One of the few remaining Edison charter schools went broke, leaving teachers without a pay check. No one knows if the teachers will ever be paid. Most of Edison’s business now is online, not direct management of schools.

Derrick Thomas Academy charter school in Kansas City, which opened in 2002 with great promise, lost its charter and left behind a massive financial mess, with Edison demanding payment by the state, and financial backers crying about their losses.

According to the local story:

“The money that might have covered teacher salaries is tied up in court over a dispute among the school, the company contracted to manage it and the company that issued bonds for the school’s launch.

“The University of Missouri-Kansas City, which had sponsored the charter school at 201 E. Armour Blvd. since it opened in 2001, has no financial responsibility for the school or its debt. The academy announced last fall it would close after UMKC refused to renew its charter, citing poor management and low test scores. The school has since been overseen by an interim board.
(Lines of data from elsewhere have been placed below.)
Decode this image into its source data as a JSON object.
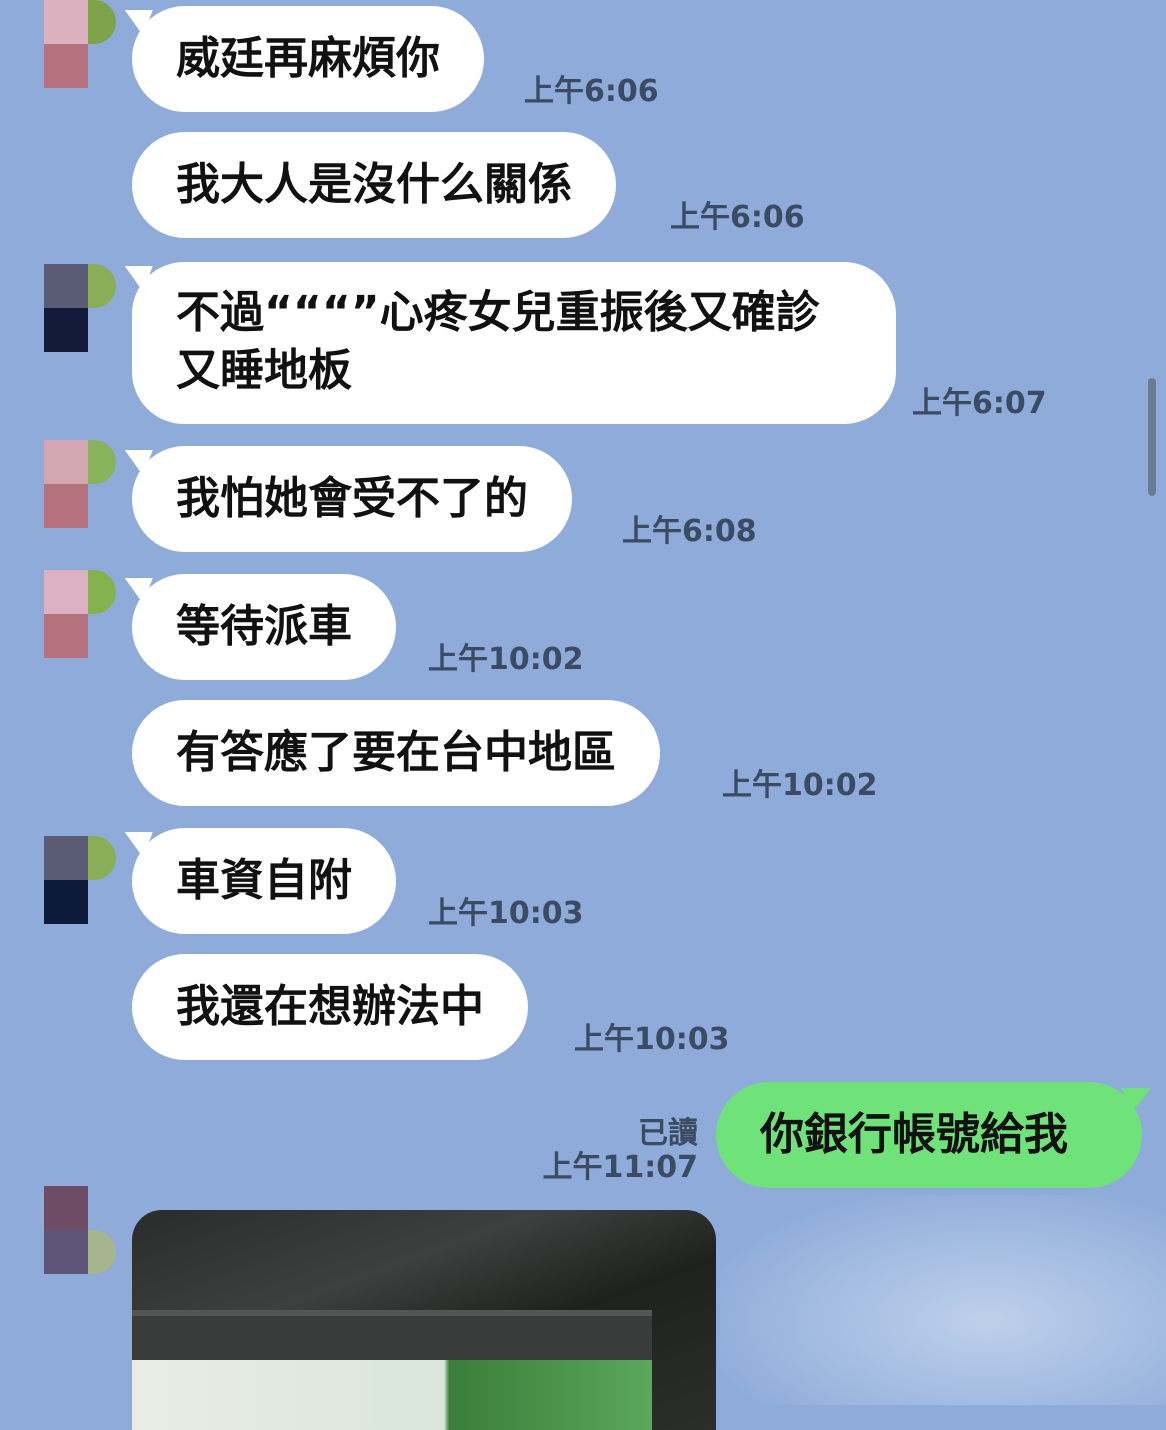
{
  "colors": {
    "background": "#8eabd9",
    "incoming_bubble": "#ffffff",
    "outgoing_bubble": "#6fe27a",
    "timestamp_text": "#3b4b63"
  },
  "messages": [
    {
      "text": "威廷再麻煩你",
      "time": "上午6:06"
    },
    {
      "text": "我大人是沒什么關係",
      "time": "上午6:06"
    },
    {
      "text": "不過“““”心疼女兒重振後又確診又睡地板",
      "time": "上午6:07"
    },
    {
      "text": "我怕她會受不了的",
      "time": "上午6:08"
    },
    {
      "text": "等待派車",
      "time": "上午10:02"
    },
    {
      "text": "有答應了要在台中地區",
      "time": "上午10:02"
    },
    {
      "text": "車資自附",
      "time": "上午10:03"
    },
    {
      "text": "我還在想辦法中",
      "time": "上午10:03"
    }
  ],
  "outgoing": {
    "text": "你銀行帳號給我",
    "read_label": "已讀",
    "time": "上午11:07"
  },
  "image_message": {
    "icon": "photo-icon"
  }
}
“The Missouri Department of Elementary and Secondary Education (DESE) has been named in legal action to garnish more than $2.2 million that the management company, EdisonLearning Inc., says it is owed.

“Derrick Thomas Academy, now locked up behind a heavy black gate, also owes a substantial amount of money to the bondholder for the school, Lord Abbett.

“Jim Sansevero, spokesman for Lord Abbett, said the school has defaulted on bond payments and “$10 million is at risk.” The school used its building to secure the bonds.”

Is this disaster likely to dim the enthusiasm of charter advocates? Will they say that 11years was not a fair trial? What do you think?